Biography of Mark Twain Mark Twain [pseudonym of Samuel Langhorne Clemens]quintessential American humorist, lecturer, essayist, and author wrote The Adventures of Tom Sawyer ; "Tom did play hookey, and he had a very good time. He got back home barely in season to help Jim, the small colored boy, saw next-day's wood and split the kindlings before supper--at least he was there in time to tell his adventures to Jim while Jim did three-fourths of the work.
I respect Richard immensely, but I have a problem describing as "gentrification" middle-class white people moving back to neighborhoods that were initially settled by middle-class white and black people, Antebellum period essay that became slums after white flight in the s. To me, that is recovery, plain and simple.
Furthermore, if people buy grand mansions built by successful merchants - that were later turned into crappy apartments - and renovate them as mansions, is that gentrification?
I don't care HOW LONG these properties were serving poor populations as inadequate housing, they are being returned to their intended purpose.
Treme was traditionally settled by working class craftsmen who built their own homes. There, I can see an argument for gentrification. But certainly in Mid-City and the LGD - and possibly in the Marigny, Bywater and other areas, the people who own these homes now are comparable with those who built them originally.
They enjoy many of the same pursuits. The fact that our tastes are now more sophisticated and we eat goat cheese versus Creole cream cheese is a sign of the times and a product of modern life, not gentrification.
For that matter, I don't see how you can argue that the French Quarter has been overly gentrified, given that the people who originally settled it were successful business people or wealthy landowners, in many cases.
The rise and fall of New Orleans' fortunes has been too significant and frequent for most neighborhoods to qualify as "gentrified.
Your point is interesting; however, the past where most of the population lived in the urban core has no resemblance to the modern day "recovery", which really is gentrification.
The urban core has morphed completely from what it once was. The "flight" phenomenon is not so much "white" as "upwardly mobile". It is an economic phenomenon rather than a racial one.
Any minority member who could afford to, fled too. They have "white trash" or "Chavs" making up the majority of the population in some blighted areas of cities in the UK; and anyone who can, gets out, including once-poor Asians who work harder and are more thrifty. I know there is a paper somewhere which finds that cities that retained "industry" in their cores for the longest, lost the MOST residents.
A higher rate of industries moving out of the core actually correlates to earlier metamorphosis to "gentrified" conditions. One of the curious features of the so-called "urban renewal" taking place in the United States is the insistence of two new master-signifiers: In Paris, where I have lived for the last nine years, neither of these terms has imposed itself on general discourse as they have in the United States.
Although the process of gentrification exists, it does not capture the imagination of those who witness, participate in, or are displaced because of it. It would appear that in France, "gentrification" is considered an inevitable feature of the ebb and flow of city life.
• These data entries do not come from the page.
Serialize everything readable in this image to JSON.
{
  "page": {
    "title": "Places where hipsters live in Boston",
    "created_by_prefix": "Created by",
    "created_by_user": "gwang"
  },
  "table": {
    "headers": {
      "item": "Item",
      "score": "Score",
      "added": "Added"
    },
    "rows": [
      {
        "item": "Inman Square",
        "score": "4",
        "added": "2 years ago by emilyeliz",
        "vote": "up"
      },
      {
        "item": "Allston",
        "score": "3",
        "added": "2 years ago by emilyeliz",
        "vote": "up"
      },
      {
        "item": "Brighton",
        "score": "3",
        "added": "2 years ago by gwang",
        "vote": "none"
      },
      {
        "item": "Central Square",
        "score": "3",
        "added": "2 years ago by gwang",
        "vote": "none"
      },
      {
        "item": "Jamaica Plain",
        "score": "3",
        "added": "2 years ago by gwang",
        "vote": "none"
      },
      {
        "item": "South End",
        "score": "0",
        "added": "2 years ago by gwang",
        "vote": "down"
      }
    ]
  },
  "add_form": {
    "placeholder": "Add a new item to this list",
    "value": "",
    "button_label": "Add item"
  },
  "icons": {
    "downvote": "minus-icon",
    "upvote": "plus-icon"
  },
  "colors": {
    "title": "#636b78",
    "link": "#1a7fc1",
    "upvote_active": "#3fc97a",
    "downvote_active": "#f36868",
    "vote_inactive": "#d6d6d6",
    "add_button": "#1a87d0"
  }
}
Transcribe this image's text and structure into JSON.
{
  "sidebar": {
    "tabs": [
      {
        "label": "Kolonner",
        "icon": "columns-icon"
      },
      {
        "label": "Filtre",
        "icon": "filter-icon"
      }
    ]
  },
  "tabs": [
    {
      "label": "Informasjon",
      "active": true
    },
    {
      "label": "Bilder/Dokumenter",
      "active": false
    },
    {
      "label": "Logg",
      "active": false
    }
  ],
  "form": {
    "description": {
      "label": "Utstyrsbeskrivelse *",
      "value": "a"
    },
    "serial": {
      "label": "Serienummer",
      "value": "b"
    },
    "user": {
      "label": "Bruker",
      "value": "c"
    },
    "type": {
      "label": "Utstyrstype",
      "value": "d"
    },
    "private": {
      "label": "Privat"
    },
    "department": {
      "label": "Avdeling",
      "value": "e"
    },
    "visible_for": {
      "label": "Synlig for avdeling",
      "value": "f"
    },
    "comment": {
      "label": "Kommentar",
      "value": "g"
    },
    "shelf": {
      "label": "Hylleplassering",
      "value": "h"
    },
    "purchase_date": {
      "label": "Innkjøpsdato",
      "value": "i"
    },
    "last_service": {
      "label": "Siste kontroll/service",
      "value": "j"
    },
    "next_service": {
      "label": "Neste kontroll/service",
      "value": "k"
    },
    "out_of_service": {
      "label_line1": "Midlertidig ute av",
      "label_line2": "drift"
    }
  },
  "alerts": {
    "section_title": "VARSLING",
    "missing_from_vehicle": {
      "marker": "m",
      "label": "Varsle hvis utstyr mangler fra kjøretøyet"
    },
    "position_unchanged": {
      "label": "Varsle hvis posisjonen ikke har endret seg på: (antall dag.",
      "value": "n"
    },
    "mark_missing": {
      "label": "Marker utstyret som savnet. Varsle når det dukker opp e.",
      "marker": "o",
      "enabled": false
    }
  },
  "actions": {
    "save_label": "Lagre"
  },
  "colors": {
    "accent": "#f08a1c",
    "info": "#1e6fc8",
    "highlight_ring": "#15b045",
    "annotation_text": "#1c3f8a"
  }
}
Likewise with "sustainability", which is not seen as a magical master-signifier leading the way forward towards the perfect form of social organization, but rather as something that is simply preferable to its alternatives.
In other words, these two concepts, although they exist in France and in French, have not inspired the same fetishization that they have in the United States.
Let us first address the question of gentrification. Gentrification, as explored, for example, in Richard Campanella's article on the post-Katrina metamorphosis of New Orleans, refers to the irruption of a new form of social organization.
We must not, however, content ourselves with a simple description of the process by which succeeding demographic waves transform a city from, essentially, poor and black to rich and white.Sample Essay Antebellum In Class Long Essays Evaluate the extent to which the political and economic trends during the antebellum era () represented an expansion of democratic ideals analyzing what changed and what .
Antebellum Slavery essays Slavery has been of significant importance in American history. During the antebellum period, slavery undergirded the economy of the United States, dominated politics and eventually led to the war between the North and South (Institution ).
After the Civil War. Disclaimer: This work has been submitted by a student. This is not an example of the work written by our professional academic writers. You can view samples of our professional work here..
Any opinions, findings, conclusions or recommendations expressed in this material are those of the authors and do not necessarily reflect the views of UK Essays. - Antebellum is defined at schwenkreis.com as "Belonging to the period before a war, especially the American Civil War."1 In the Antebellum period in the South, many people owned slaves.
In the south, plantations were "the most basic unit and the most vital element of the Southern antebellum economy."2 But at the heart of these plantations .
The following is a list of letters, speeches, documents, web sites, books, and articles on significant people and events in American political thought and history.
The antebellum period was full of social reform movements based on the urge to eradicate evil and improve human conditions in society. Despite the attempt to deal with a wide variety of reforms to provide positive changes to society these reform movements were met with varying degrees of success.